At the new house, I’ve had the pleasure of keeping a small garden. It’s therapeutic for me because it’s something that’s easy and rewarding to take care of.
Recently, I had overwatered the basil and it was getting a little droopy. So I opted to let the soil dry out for a few days.
On this hot, sunny day, I come home to find the topsoil freshly moistened. I think that I must be imagining things, but I see that the seedlings were neglected (when I water, I really get those little guys), and the soil near the hose is also moist. I have not watered the garden in three days.
Who watered it? T doesn’t deal with the garden–the only person who could have done this would be a neighbor or passer-by who might have thought that the droopy plants were dried out instead of soggy, and took it upon themselves to help out by watering. On one hand, this is considerate, but on the other it is prideful and a bit controlling. This person thought that they knew my garden needed watering, and acted upon that idea. I appreciate the gesture, but in the end I had to do extra work because of it.

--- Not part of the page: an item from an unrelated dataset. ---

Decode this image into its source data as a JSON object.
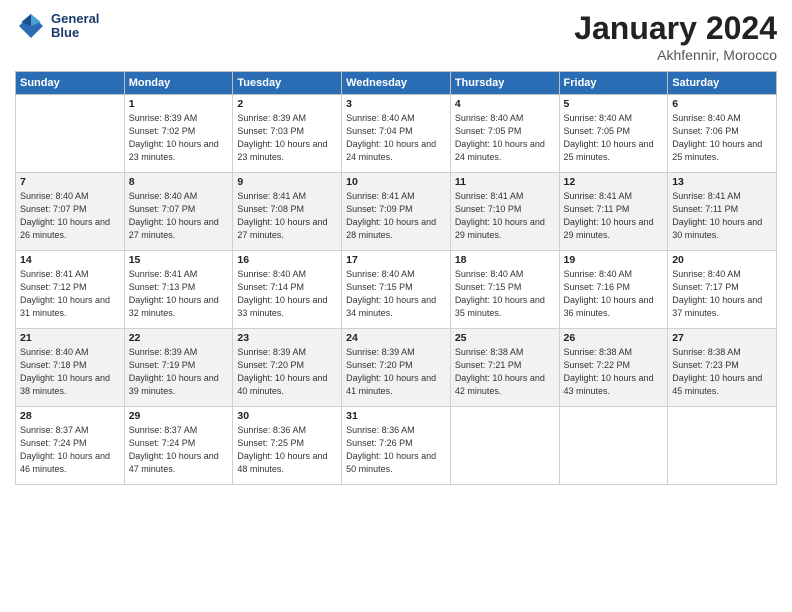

I’m irked, but it’s hard to be mad at someone who meant well. The overwatered plants were easy to transplant, and they’ll probably survive. All this fuss reminded me of an Eastern parable I picked up from James Shea while I was studying poetics. The translation varies, but it essentially goes like this:
Here, let me help you,
said the monkey
as he put the fish in the tree.